My experience with USA3000 may be atypical, but here's my 2-cents:
In October 2001, I emailed them a copy of my resume, as directed in an AEPS magazine advert from July 2001. I emailed the resume to Jacqueline Foreman, whom the ad identified as Director of Human Resources. I went two months with no reply, and no replies to two follow-up emails (the advert didn't give a phone number to call).
Finally, in December 2001, out of sincere interest, intermittent impatience and mild desperation (my furlough date was rapidly approaching), I decided to pay USA3000 a personal visit.
I put on my best interview suit, put a resume, cover letter and several letters of rec in my briefcase, and drove to their corporate headquarters in Newtown Square, PA.

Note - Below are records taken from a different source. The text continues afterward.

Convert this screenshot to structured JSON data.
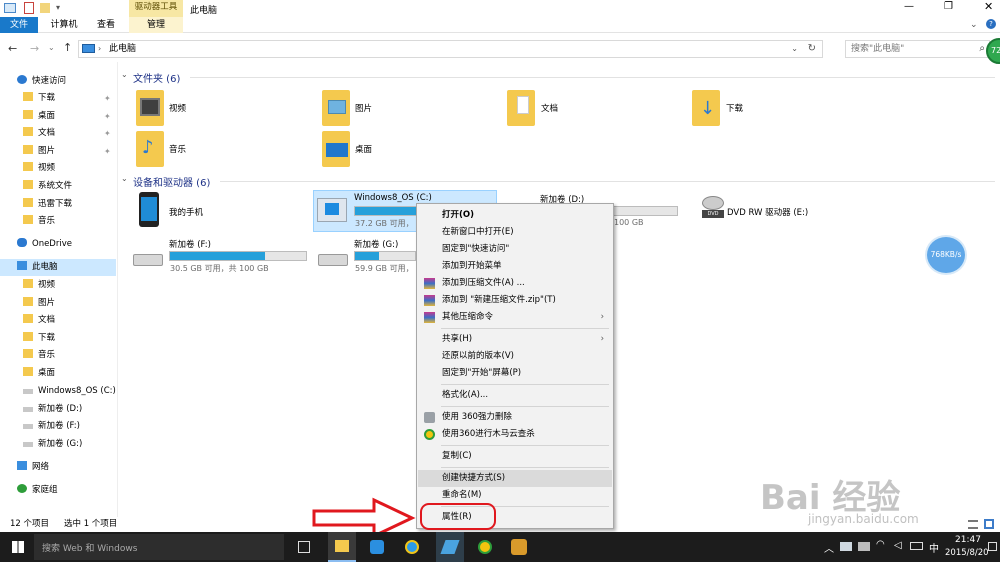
{
  "titlebar": {
    "ribbon_context": "驱动器工具",
    "title": "此电脑"
  },
  "ribbon": {
    "tabs": [
      "文件",
      "计算机",
      "查看",
      "管理"
    ]
  },
  "address": {
    "path": "此电脑",
    "search_placeholder": "搜索\"此电脑\""
  },
  "nav": {
    "items": [
      {
        "label": "快速访问",
        "pinned": false
      },
      {
        "label": "下载",
        "pinned": true
      },
      {
        "label": "桌面",
        "pinned": true
      },
      {
        "label": "文档",
        "pinned": true
      },
      {
        "label": "图片",
        "pinned": true
      },
      {
        "label": "视频",
        "pinned": false
      },
      {
        "label": "系统文件",
        "pinned": false
      },
      {
        "label": "迅雷下载",
        "pinned": false
      },
      {
        "label": "音乐",
        "pinned": false
      },
      {
        "label": "OneDrive",
        "pinned": false
      },
      {
        "label": "此电脑",
        "pinned": false
      },
      {
        "label": "视频",
        "pinned": false
      },
      {
        "label": "图片",
        "pinned": false
      },
      {
        "label": "文档",
        "pinned": false
      },
      {
        "label": "下载",
        "pinned": false
      },
      {
        "label": "音乐",
        "pinned": false
      },
      {
        "label": "桌面",
        "pinned": false
      },
      {
        "label": "Windows8_OS (C:)",
        "pinned": false
      },
      {
        "label": "新加卷 (D:)",
        "pinned": false
      },
      {
        "label": "新加卷 (F:)",
        "pinned": false
      },
      {
        "label": "新加卷 (G:)",
        "pinned": false
      },
      {
        "label": "网络",
        "pinned": false
      },
      {
        "label": "家庭组",
        "pinned": false
      }
    ]
  },
  "folders": {
    "header": "文件夹 (6)",
    "items": [
      "视频",
      "图片",
      "文档",
      "下载",
      "音乐",
      "桌面"
    ]
  },
  "devices": {
    "header": "设备和驱动器 (6)",
    "phone": "我的手机",
    "drives": [
      {
        "name": "Windows8_OS (C:)",
        "info": "37.2 GB 可用，",
        "used": 0.62
      },
      {
        "name": "新加卷 (D:)",
        "info": "100 GB",
        "used": 0.1
      },
      {
        "name": "DVD RW 驱动器 (E:)",
        "info": "",
        "used": 0
      },
      {
        "name": "新加卷 (F:)",
        "info": "30.5 GB 可用，共 100 GB",
        "used": 0.7
      },
      {
        "name": "新加卷 (G:)",
        "info": "59.9 GB 可用，",
        "used": 0.4
      }
    ]
  },
  "speed": "768KB/s",
  "badge": "72",
  "status": {
    "count": "12 个项目",
    "selected": "选中 1 个项目"
  },
  "context_menu": {
    "items": [
      "打开(O)",
      "在新窗口中打开(E)",
      "固定到\"快速访问\"",
      "添加到开始菜单",
      "添加到压缩文件(A) ...",
      "添加到 \"新建压缩文件.zip\"(T)",
      "其他压缩命令",
      "共享(H)",
      "还原以前的版本(V)",
      "固定到\"开始\"屏幕(P)",
      "格式化(A)...",
      "使用 360强力删除",
      "使用360进行木马云查杀",
      "复制(C)",
      "创建快捷方式(S)",
      "重命名(M)",
      "属性(R)"
    ]
  },
  "taskbar": {
    "search": "搜索 Web 和 Windows",
    "time": "21:47",
    "date": "2015/8/20",
    "ime": "中"
  },
  "watermark": {
    "brand": "Bai 经验",
    "url": "jingyan.baidu.com"
  }
}
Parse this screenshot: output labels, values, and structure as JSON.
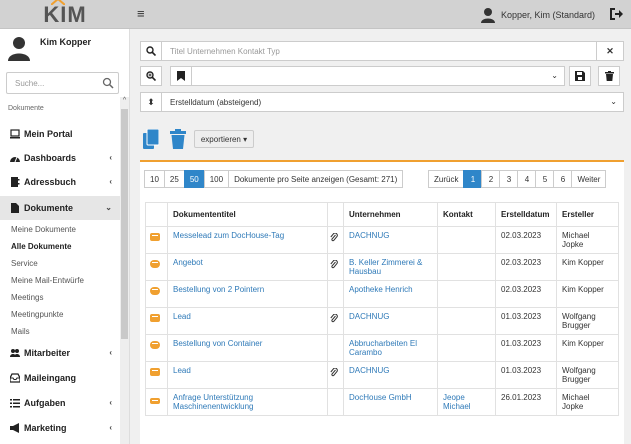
{
  "topbar": {
    "logo_text": "KIM",
    "user_name": "Kopper, Kim (Standard)"
  },
  "sidebar": {
    "user_name": "Kim Kopper",
    "search_placeholder": "Suche...",
    "section_label": "Dokumente",
    "items": [
      {
        "label": "Mein Portal",
        "icon": "laptop-icon",
        "chevron": ""
      },
      {
        "label": "Dashboards",
        "icon": "dashboard-icon",
        "chevron": "‹"
      },
      {
        "label": "Adressbuch",
        "icon": "addressbook-icon",
        "chevron": "‹"
      },
      {
        "label": "Dokumente",
        "icon": "document-icon",
        "chevron": "⌄"
      },
      {
        "label": "Mitarbeiter",
        "icon": "users-icon",
        "chevron": "‹"
      },
      {
        "label": "Maileingang",
        "icon": "inbox-icon",
        "chevron": ""
      },
      {
        "label": "Aufgaben",
        "icon": "tasks-icon",
        "chevron": "‹"
      },
      {
        "label": "Marketing",
        "icon": "megaphone-icon",
        "chevron": "‹"
      }
    ],
    "subitems": [
      "Meine Dokumente",
      "Alle Dokumente",
      "Service",
      "Meine Mail-Entwürfe",
      "Meetings",
      "Meetingpunkte",
      "Mails"
    ]
  },
  "filters": {
    "search_placeholder": "Titel Unternehmen Kontakt Typ",
    "sort_value": "Erstelldatum (absteigend)"
  },
  "toolbar": {
    "export_label": "exportieren ▾"
  },
  "pagination": {
    "sizes": [
      "10",
      "25",
      "50",
      "100"
    ],
    "active_size": "50",
    "info": "Dokumente pro Seite anzeigen (Gesamt: 271)",
    "prev": "Zurück",
    "pages": [
      "1",
      "2",
      "3",
      "4",
      "5",
      "6"
    ],
    "active_page": "1",
    "next": "Weiter"
  },
  "table": {
    "headers": [
      "Dokumententitel",
      "Unternehmen",
      "Kontakt",
      "Erstelldatum",
      "Ersteller"
    ],
    "rows": [
      {
        "title": "Messelead zum DocHouse-Tag",
        "clip": true,
        "company": "DACHNUG",
        "contact": "",
        "date": "02.03.2023",
        "creator": "Michael Jopke",
        "type": "lead"
      },
      {
        "title": "Angebot",
        "clip": true,
        "company": "B. Keller Zimmerei & Hausbau",
        "contact": "",
        "date": "02.03.2023",
        "creator": "Kim Kopper",
        "type": "offer"
      },
      {
        "title": "Bestellung von 2 Pointern",
        "clip": false,
        "company": "Apotheke Henrich",
        "contact": "",
        "date": "02.03.2023",
        "creator": "Kim Kopper",
        "type": "offer"
      },
      {
        "title": "Lead",
        "clip": true,
        "company": "DACHNUG",
        "contact": "",
        "date": "01.03.2023",
        "creator": "Wolfgang Brugger",
        "type": "lead"
      },
      {
        "title": "Bestellung von Container",
        "clip": false,
        "company": "Abbrucharbeiten El Carambo",
        "contact": "",
        "date": "01.03.2023",
        "creator": "Kim Kopper",
        "type": "offer"
      },
      {
        "title": "Lead",
        "clip": true,
        "company": "DACHNUG",
        "contact": "",
        "date": "01.03.2023",
        "creator": "Wolfgang Brugger",
        "type": "lead"
      },
      {
        "title": "Anfrage Unterstützung Maschinenentwicklung",
        "clip": false,
        "company": "DocHouse GmbH",
        "contact": "Jeope Michael",
        "date": "26.01.2023",
        "creator": "Michael Jopke",
        "type": "request"
      }
    ]
  },
  "colors": {
    "accent": "#2f86c9",
    "orange": "#f0a030"
  }
}
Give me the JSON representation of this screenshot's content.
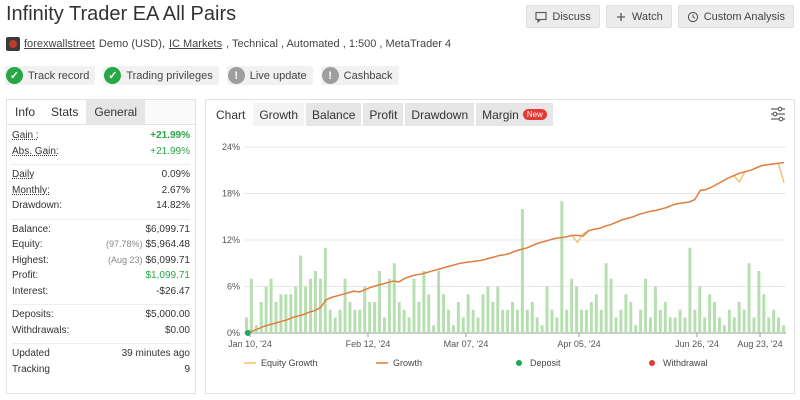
{
  "header": {
    "title": "Infinity Trader EA All Pairs",
    "actions": [
      {
        "label": "Discuss",
        "icon": "chat-icon"
      },
      {
        "label": "Watch",
        "icon": "plus-icon"
      },
      {
        "label": "Custom Analysis",
        "icon": "clock-icon"
      }
    ]
  },
  "meta": {
    "user": "forexwallstreet",
    "sep1": "Demo (USD),",
    "broker": "IC Markets",
    "rest": ", Technical , Automated , 1:500 , MetaTrader 4"
  },
  "badges": [
    {
      "label": "Track record",
      "status": "ok",
      "icon": "check-icon"
    },
    {
      "label": "Trading privileges",
      "status": "ok",
      "icon": "check-icon"
    },
    {
      "label": "Live update",
      "status": "warn",
      "icon": "exclamation-icon"
    },
    {
      "label": "Cashback",
      "status": "warn",
      "icon": "exclamation-icon"
    }
  ],
  "left": {
    "tabs": [
      "Info",
      "Stats",
      "General"
    ],
    "stats": {
      "gain_label": "Gain :",
      "gain_value": "+21.99%",
      "abs_gain_label": "Abs. Gain:",
      "abs_gain_value": "+21.99%",
      "daily_label": "Daily",
      "daily_value": "0.09%",
      "monthly_label": "Monthly:",
      "monthly_value": "2.67%",
      "drawdown_label": "Drawdown:",
      "drawdown_value": "14.82%",
      "balance_label": "Balance:",
      "balance_value": "$6,099.71",
      "equity_label": "Equity:",
      "equity_sub": "(97.78%)",
      "equity_value": "$5,964.48",
      "highest_label": "Highest:",
      "highest_sub": "(Aug 23)",
      "highest_value": "$6,099.71",
      "profit_label": "Profit:",
      "profit_value": "$1,099.71",
      "interest_label": "Interest:",
      "interest_value": "-$26.47",
      "deposits_label": "Deposits:",
      "deposits_value": "$5,000.00",
      "withdrawals_label": "Withdrawals:",
      "withdrawals_value": "$0.00",
      "updated_label": "Updated",
      "updated_value": "39 minutes ago",
      "tracking_label": "Tracking",
      "tracking_value": "9"
    }
  },
  "right": {
    "tabs": [
      "Chart",
      "Growth",
      "Balance",
      "Profit",
      "Drawdown",
      "Margin"
    ],
    "new_badge": "New",
    "filter_icon": "filter-sliders-icon"
  },
  "chart_data": {
    "type": "line",
    "x_ticks": [
      "Jan 10, '24",
      "Feb 12, '24",
      "Mar 07, '24",
      "Apr 05, '24",
      "Jun 26, '24",
      "Aug 23, '24"
    ],
    "y_ticks": [
      "0%",
      "6%",
      "12%",
      "18%",
      "24%"
    ],
    "ylim": [
      0,
      24
    ],
    "legend": [
      "Equity Growth",
      "Growth",
      "Deposit",
      "Withdrawal"
    ],
    "colors": {
      "equity": "#f5c06a",
      "growth": "#e07a3e",
      "deposit": "#1aa85a",
      "withdrawal": "#e53935",
      "bars": "#b6dfb0",
      "grid": "#e8e8e8"
    },
    "growth_series": [
      0,
      0.3,
      0.6,
      0.9,
      1.1,
      1.3,
      1.5,
      1.7,
      2.0,
      2.2,
      2.4,
      2.7,
      2.9,
      3.3,
      4.3,
      4.6,
      4.8,
      5.0,
      5.2,
      5.4,
      5.3,
      5.6,
      5.9,
      6.1,
      6.3,
      6.5,
      6.7,
      6.6,
      7.0,
      7.3,
      7.5,
      7.6,
      7.8,
      8.0,
      8.2,
      8.4,
      8.6,
      8.8,
      9.0,
      9.1,
      9.2,
      9.3,
      9.4,
      9.6,
      9.8,
      10.0,
      10.1,
      10.3,
      10.6,
      10.8,
      11.0,
      11.3,
      11.6,
      11.8,
      12.0,
      12.2,
      12.3,
      12.4,
      12.6,
      12.6,
      12.5,
      13.2,
      13.4,
      13.5,
      13.8,
      14.0,
      14.3,
      14.6,
      14.8,
      15.0,
      15.3,
      15.5,
      15.7,
      15.8,
      16.0,
      16.2,
      16.5,
      16.7,
      16.8,
      16.9,
      17.2,
      18.4,
      18.5,
      18.8,
      19.2,
      19.6,
      20.0,
      20.3,
      20.6,
      20.8,
      21.0,
      21.3,
      21.6,
      21.7,
      21.8,
      21.9,
      21.99
    ],
    "equity_dips": [
      {
        "i": 59,
        "v": 11.7
      },
      {
        "i": 60,
        "v": 12.8
      },
      {
        "i": 88,
        "v": 19.5
      },
      {
        "i": 96,
        "v": 19.4
      }
    ],
    "bars": [
      2,
      7,
      1,
      4,
      6,
      7,
      4,
      5,
      5,
      5,
      6,
      10,
      6,
      7,
      8,
      7,
      11,
      3,
      2,
      3,
      7,
      4,
      3,
      3,
      6,
      4,
      4,
      8,
      2,
      7,
      9,
      4,
      3,
      2,
      7,
      4,
      8,
      5,
      1,
      8,
      5,
      3,
      1,
      4,
      2,
      5,
      3,
      2,
      5,
      6,
      4,
      6,
      3,
      3,
      4,
      3,
      16,
      3,
      4,
      2,
      1,
      6,
      3,
      2,
      17,
      3,
      7,
      6,
      3,
      3,
      4,
      5,
      3,
      9,
      7,
      2,
      3,
      5,
      4,
      1,
      3,
      7,
      2,
      6,
      3,
      4,
      2,
      2,
      3,
      2,
      11,
      3,
      6,
      2,
      5,
      4,
      2,
      1,
      3,
      2,
      4,
      3,
      9,
      2,
      8,
      5,
      2,
      3,
      2,
      1
    ]
  }
}
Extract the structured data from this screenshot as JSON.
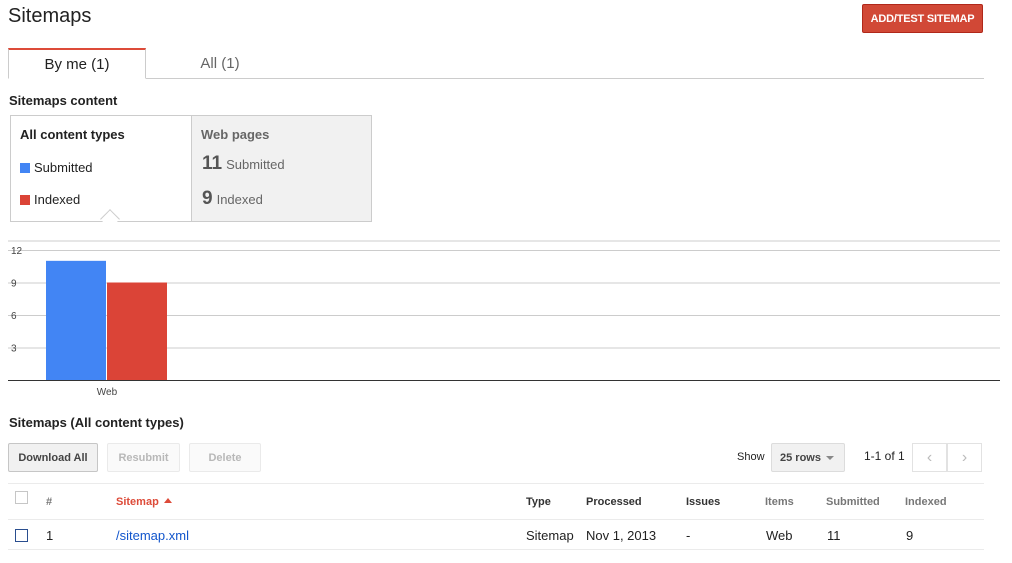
{
  "header": {
    "title": "Sitemaps",
    "add_button": "ADD/TEST SITEMAP"
  },
  "tabs": [
    {
      "label": "By me (1)",
      "active": true
    },
    {
      "label": "All (1)",
      "active": false
    }
  ],
  "content_section": {
    "title": "Sitemaps content",
    "left": {
      "heading": "All content types",
      "legend": [
        {
          "label": "Submitted",
          "color": "#4285f4"
        },
        {
          "label": "Indexed",
          "color": "#db4437"
        }
      ]
    },
    "right": {
      "heading": "Web pages",
      "submitted_count": "11",
      "submitted_label": "Submitted",
      "indexed_count": "9",
      "indexed_label": "Indexed"
    }
  },
  "chart_data": {
    "type": "bar",
    "categories": [
      "Web"
    ],
    "series": [
      {
        "name": "Submitted",
        "values": [
          11
        ],
        "color": "#4285f4"
      },
      {
        "name": "Indexed",
        "values": [
          9
        ],
        "color": "#db4437"
      }
    ],
    "yticks": [
      3,
      6,
      9,
      12
    ],
    "ylim": [
      0,
      12
    ],
    "grid": true
  },
  "list_section": {
    "title": "Sitemaps (All content types)",
    "buttons": {
      "download_all": "Download All",
      "resubmit": "Resubmit",
      "delete": "Delete"
    },
    "show_label": "Show",
    "rows_select": "25 rows",
    "page_range": "1-1 of 1",
    "prev_icon": "‹",
    "next_icon": "›"
  },
  "table": {
    "columns": {
      "num": "#",
      "sitemap": "Sitemap",
      "type": "Type",
      "processed": "Processed",
      "issues": "Issues",
      "items": "Items",
      "submitted": "Submitted",
      "indexed": "Indexed"
    },
    "rows": [
      {
        "num": "1",
        "sitemap": "/sitemap.xml",
        "type": "Sitemap",
        "processed": "Nov 1, 2013",
        "issues": "-",
        "items": "Web",
        "submitted": "11",
        "indexed": "9"
      }
    ]
  }
}
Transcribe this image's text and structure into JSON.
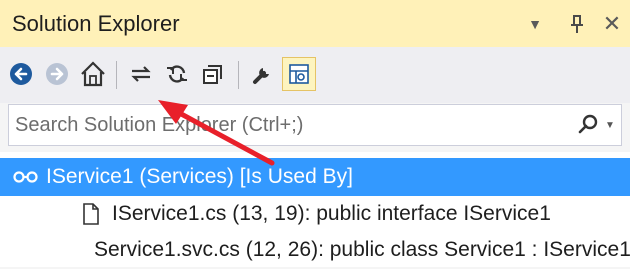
{
  "panel": {
    "title": "Solution Explorer",
    "dropdown_icon": "▼",
    "pin_icon": "pin-icon",
    "close_icon": "✕"
  },
  "toolbar": {
    "buttons": [
      {
        "name": "back",
        "icon": "back-arrow-icon"
      },
      {
        "name": "forward",
        "icon": "forward-arrow-icon"
      },
      {
        "name": "home",
        "icon": "home-icon"
      },
      {
        "name": "sync",
        "icon": "sync-with-active-document-icon"
      },
      {
        "name": "refresh",
        "icon": "refresh-icon"
      },
      {
        "name": "collapse-all",
        "icon": "collapse-all-icon"
      },
      {
        "name": "properties",
        "icon": "wrench-icon"
      },
      {
        "name": "preview",
        "icon": "preview-selected-items-icon",
        "active": true
      }
    ]
  },
  "search": {
    "placeholder": "Search Solution Explorer (Ctrl+;)",
    "icon": "search-icon"
  },
  "tree": {
    "items": [
      {
        "label": "IService1  (Services) [Is Used By]",
        "icon": "interface-icon",
        "selected": true
      },
      {
        "label": "IService1.cs (13, 19): public interface IService1",
        "icon": "file-icon"
      },
      {
        "label": "Service1.svc.cs (12, 26): public class Service1 : IService1",
        "icon": "file-icon"
      }
    ]
  },
  "annotation": {
    "color": "#e8202a",
    "icon": "red-arrow-pointing-home"
  },
  "colors": {
    "title_bg": "#fff1b8",
    "selection": "#3399ff",
    "toolbar_bg": "#eeeef2"
  }
}
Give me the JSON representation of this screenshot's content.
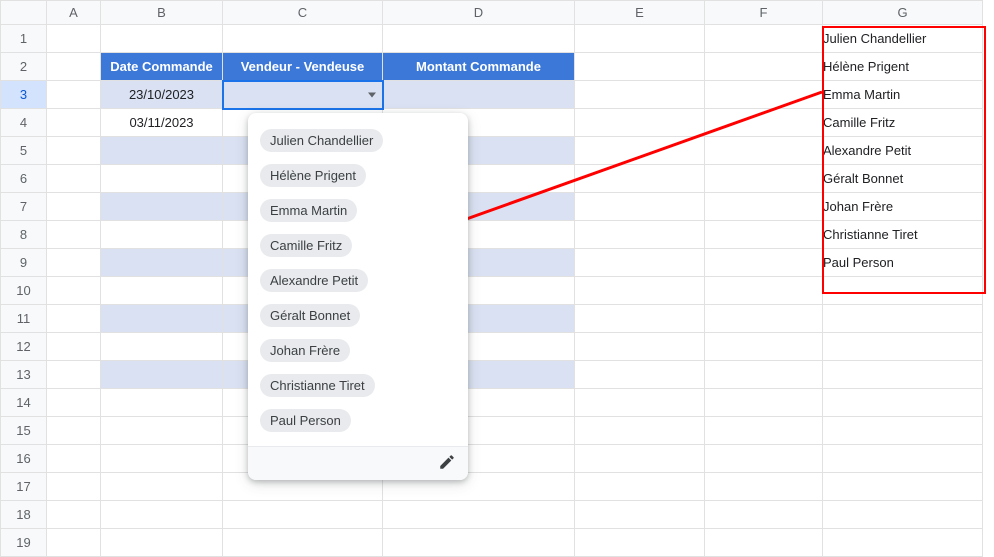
{
  "columns": [
    "A",
    "B",
    "C",
    "D",
    "E",
    "F",
    "G"
  ],
  "row_count": 19,
  "active_row": 3,
  "headers": {
    "b": "Date Commande",
    "c": "Vendeur - Vendeuse",
    "d": "Montant Commande"
  },
  "table_rows": [
    {
      "date": "23/10/2023"
    },
    {
      "date": "03/11/2023"
    }
  ],
  "banded_range_rows": [
    3,
    4,
    5,
    6,
    7,
    8,
    9,
    10,
    11,
    12,
    13
  ],
  "names_list": [
    "Julien Chandellier",
    "Hélène Prigent",
    "Emma Martin",
    "Camille Fritz",
    "Alexandre Petit",
    "Géralt Bonnet",
    "Johan Frère",
    "Christianne Tiret",
    "Paul Person"
  ],
  "dropdown": {
    "options": [
      "Julien Chandellier",
      "Hélène Prigent",
      "Emma Martin",
      "Camille Fritz",
      "Alexandre Petit",
      "Géralt Bonnet",
      "Johan Frère",
      "Christianne Tiret",
      "Paul Person"
    ],
    "edit_icon": "pencil-icon"
  }
}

It turned out to be the Apple Vacations headquarters, and none of the Apple folks with whom I spoke had ever heard of USA3000. I finally found the offices of the airline in the basement of the building.
The offices were obviously under renovation, as might be expected with a start-up concern. I eventually found a lady who identified herself as Assistant Director of Human Resources (I will withhold her name). I explained that I had emailed my resume as directed in the magazine ad, and that I was there to follow-up. She checked and found no record of my resume.
Apparently, Jacqueline Foreman had left USA3000 shortly after placing the ad, and the company neglected to have someone else receive her email. So, my resume, and follow-up emails had never been received.
When I told the young lady that I was soon to be furloughed from my current airline and was very interested in an opportunity to interview with USA3000, she immediately lost interest in speaking to me. She assumed a very condescending attitude, and explained that anybody furloughed from another airline would be required to resign seniority. Also, I would have to sign a two-year, $30,000 training contract.
Those two facts alone are fine, but she took a very negitive attitude towards me. She certainly did not appear to be interested in talking to me. Her attitude indicated to me that USA3000 is not interested in talking to anyone on furlough from a major airline.
I maintained composure, told her nicely that I was still interested in USA3000, gave her my paperwork, and added that I hoped to have a chance to interview. Then I left. I haven't given much thought to USA3000 since.
On the flip side, I had the opportunity not too long ago to have dinner with one the first pilots hired at USA3000. He was a very nice fellow, and he felt very positive about his company and the business plan.
I see USA3000 airplanes flying in PHL, so I imagine the FAA route checks are complete and the airline is up and running. For the sake of anyone working there, I hope the company does well.
However, I had a very negative experience with the Assistant Director of Human Resources, and that soured any desire I had to work there. I would have thought that a company trying to start up in this industry (or any industry) would stress to their staff the value of positive first impressions.
KC-10 driver, I don't think your first impressions are abnormal by any stretch of the imagination. I know someone personally involved with this and they have been very suprised - not in a good way. I won't elaborate but I think you dodged a bullet.
I'm sure there are those who have had good experiences here too, so best of luck to all involved. All I can say is I hope our industry resumes reality again and we can all look forward to quality career companies hiring and movement to be had at them again.